WHAT TO DO
Find the word "JSON" in the listing below. Copy every line that has it.

*** Opening AVAILABLE RECORDS ***

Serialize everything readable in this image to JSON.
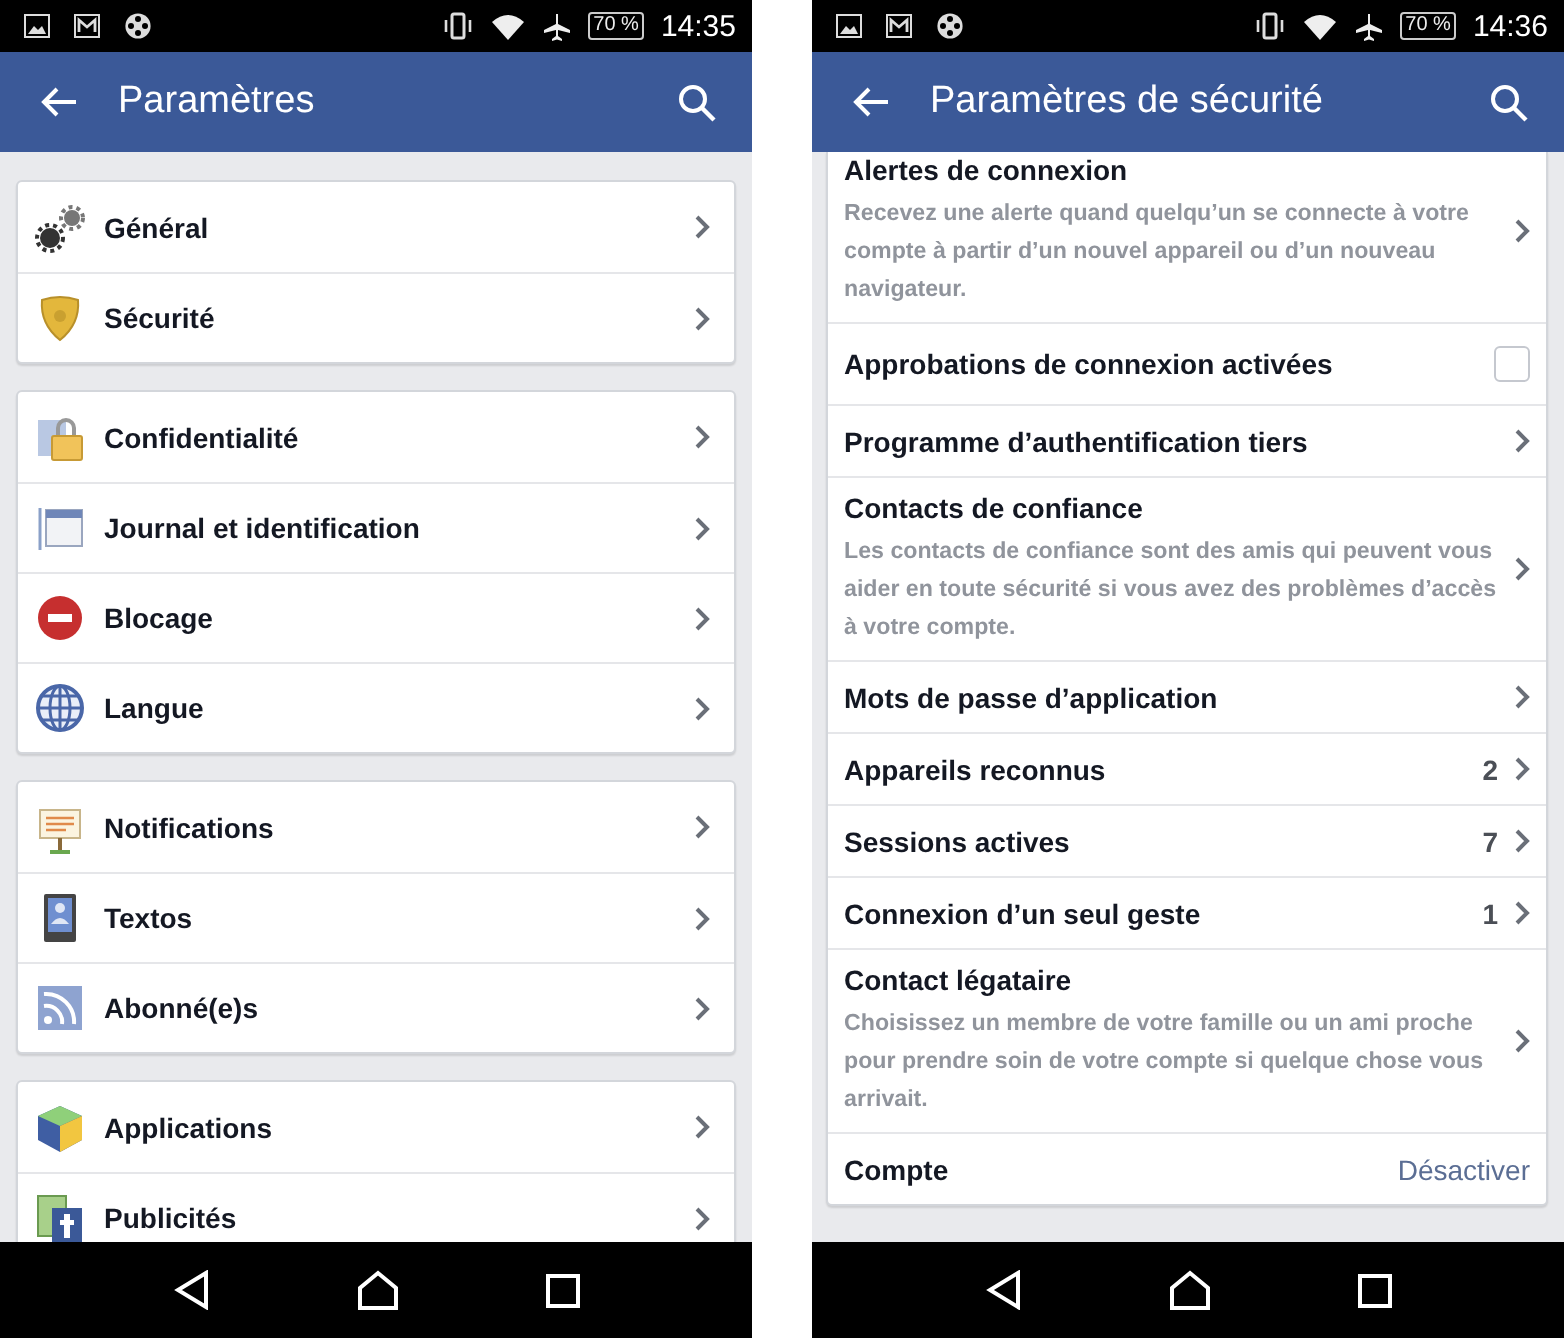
{
  "screens": [
    {
      "status_bar": {
        "battery": "70 %",
        "time": "14:35"
      },
      "app_bar": {
        "title": "Paramètres"
      },
      "groups": [
        {
          "items": [
            {
              "label": "Général"
            },
            {
              "label": "Sécurité"
            }
          ]
        },
        {
          "items": [
            {
              "label": "Confidentialité"
            },
            {
              "label": "Journal et identification"
            },
            {
              "label": "Blocage"
            },
            {
              "label": "Langue"
            }
          ]
        },
        {
          "items": [
            {
              "label": "Notifications"
            },
            {
              "label": "Textos"
            },
            {
              "label": "Abonné(e)s"
            }
          ]
        },
        {
          "items": [
            {
              "label": "Applications"
            },
            {
              "label": "Publicités"
            }
          ]
        }
      ]
    },
    {
      "status_bar": {
        "battery": "70 %",
        "time": "14:36"
      },
      "app_bar": {
        "title": "Paramètres de sécurité"
      },
      "rows": [
        {
          "kind": "nav",
          "title": "Alertes de connexion",
          "description": "Recevez une alerte quand quelqu’un se connecte à votre compte à partir d’un nouvel appareil ou d’un nouveau navigateur."
        },
        {
          "kind": "checkbox",
          "title": "Approbations de connexion activées",
          "checked": false
        },
        {
          "kind": "nav",
          "title": "Programme d’authentification tiers"
        },
        {
          "kind": "nav",
          "title": "Contacts de confiance",
          "description": "Les contacts de confiance sont des amis qui peuvent vous aider en toute sécurité si vous avez des problèmes d’accès à votre compte."
        },
        {
          "kind": "nav",
          "title": "Mots de passe d’application"
        },
        {
          "kind": "nav",
          "title": "Appareils reconnus",
          "count": "2"
        },
        {
          "kind": "nav",
          "title": "Sessions actives",
          "count": "7"
        },
        {
          "kind": "nav",
          "title": "Connexion d’un seul geste",
          "count": "1"
        },
        {
          "kind": "nav",
          "title": "Contact légataire",
          "description": "Choisissez un membre de votre famille ou un ami proche pour prendre soin de votre compte si quelque chose vous arrivait."
        },
        {
          "kind": "action",
          "title": "Compte",
          "action": "Désactiver"
        }
      ]
    }
  ]
}
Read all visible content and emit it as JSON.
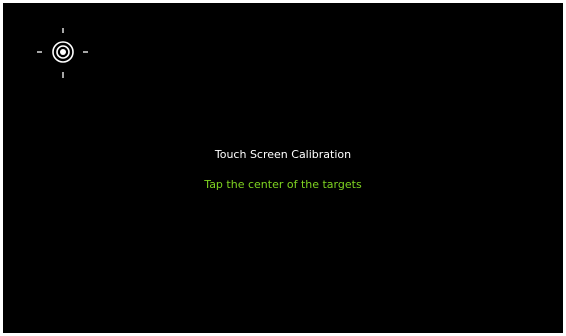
{
  "calibration": {
    "title": "Touch Screen Calibration",
    "instruction": "Tap the center of the targets",
    "target_icon": "crosshair-target-icon"
  },
  "colors": {
    "background": "#000000",
    "title_text": "#ffffff",
    "instruction_text": "#7ed321",
    "target": "#ffffff"
  }
}
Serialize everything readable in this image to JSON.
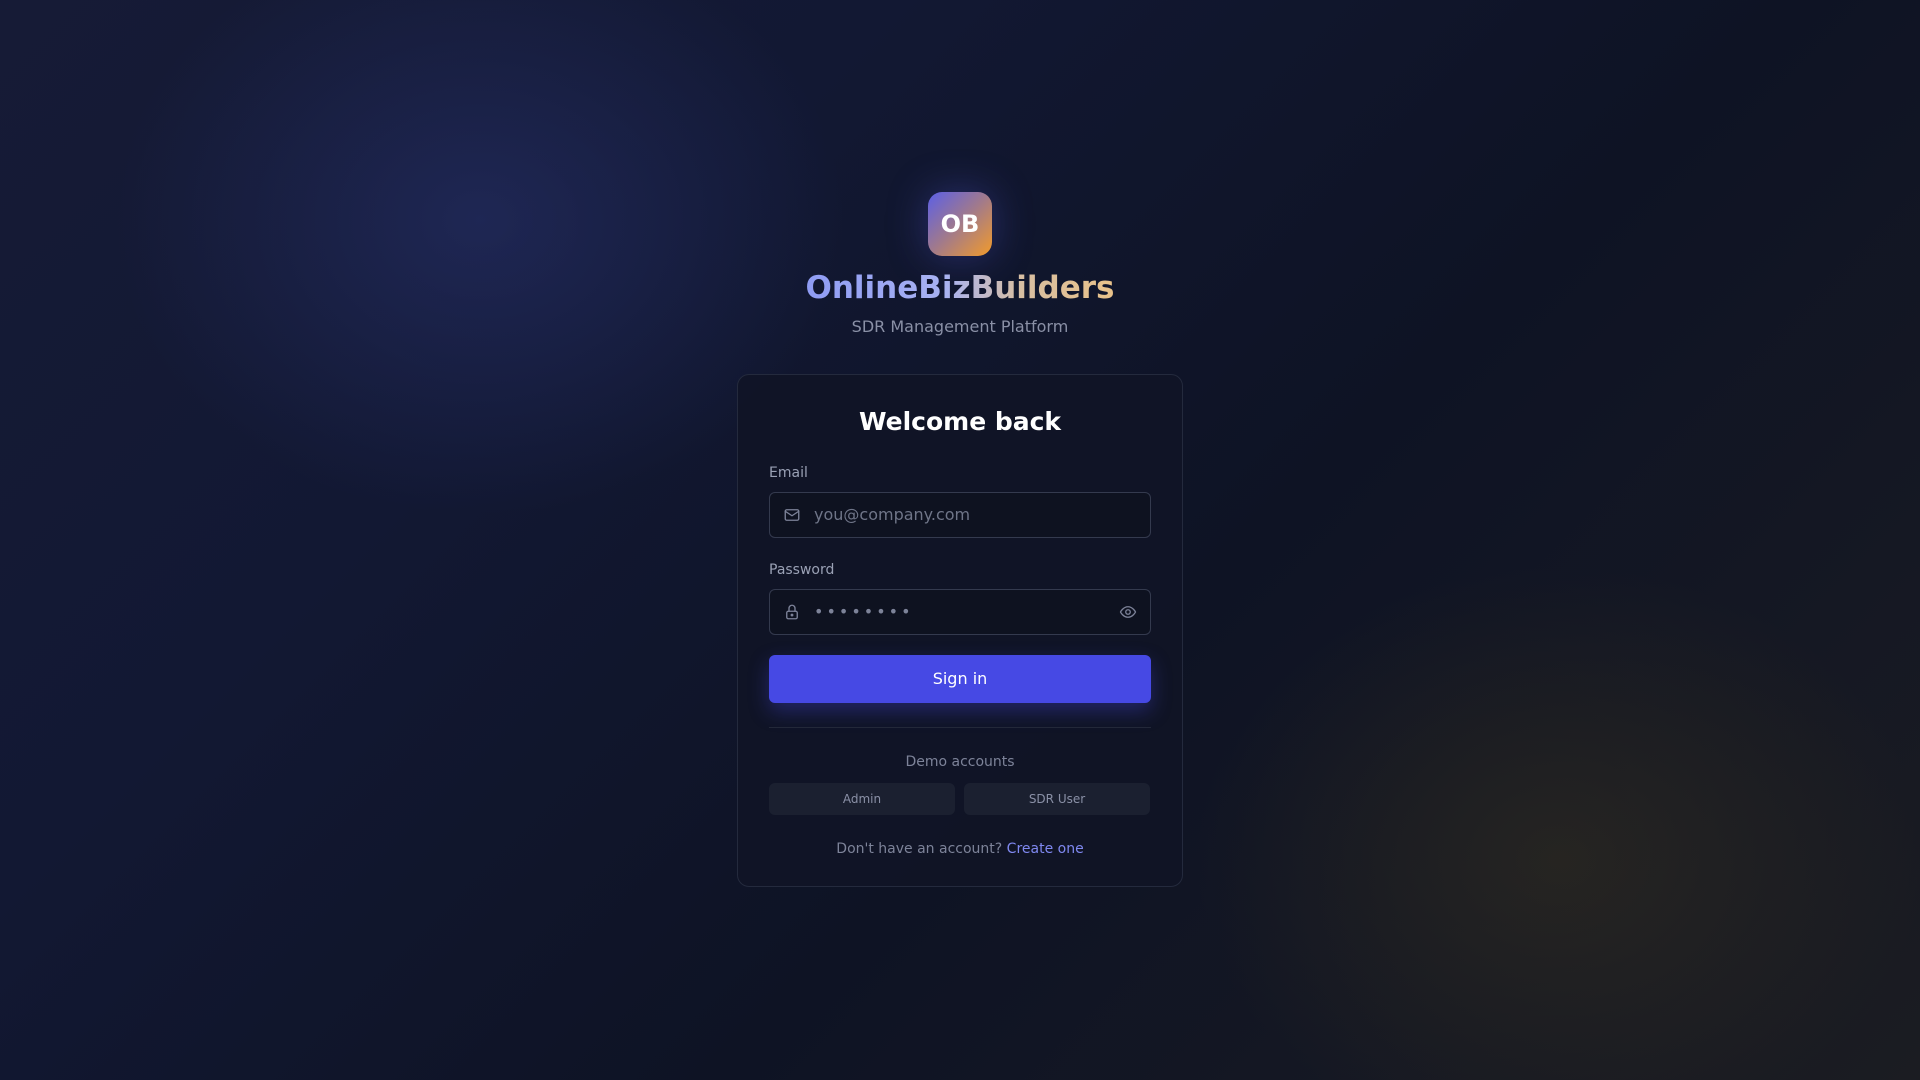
{
  "brand": {
    "logo_text": "OB",
    "name": "OnlineBizBuilders",
    "subtitle": "SDR Management Platform"
  },
  "login": {
    "title": "Welcome back",
    "email_label": "Email",
    "email_placeholder": "you@company.com",
    "email_icon": "mail-icon",
    "password_label": "Password",
    "password_placeholder": "••••••••",
    "password_icon": "lock-icon",
    "password_toggle_icon": "eye-icon",
    "submit_label": "Sign in"
  },
  "demo": {
    "title": "Demo accounts",
    "accounts": [
      "Admin",
      "SDR User"
    ]
  },
  "footer": {
    "prompt": "Don't have an account?",
    "link": "Create one"
  },
  "colors": {
    "accent": "#4649e4",
    "link": "#7f88f0",
    "logo_gradient_start": "#5b5fe6",
    "logo_gradient_end": "#f29b2a"
  }
}
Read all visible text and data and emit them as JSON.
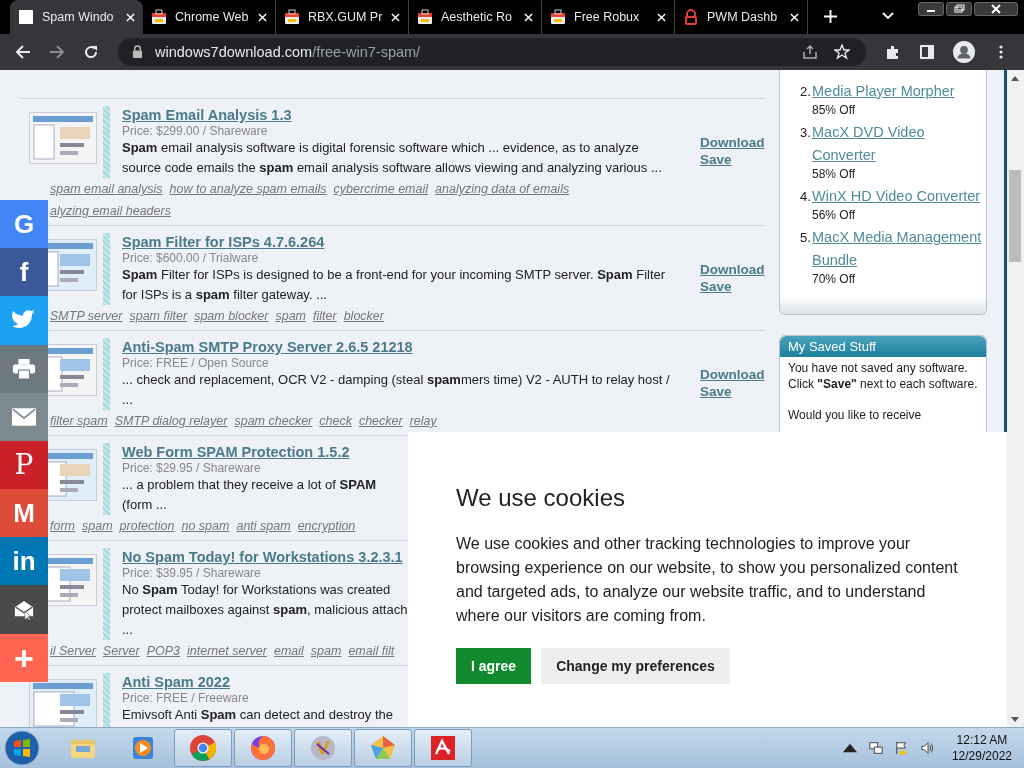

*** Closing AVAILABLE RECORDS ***

THE COMPLETED TASK
Serialize everything readable in this image to JSON.
Read all visible content and emit it as JSON.
Serialize everything readable in this image to JSON.
Read all visible text and data and emit them as JSON.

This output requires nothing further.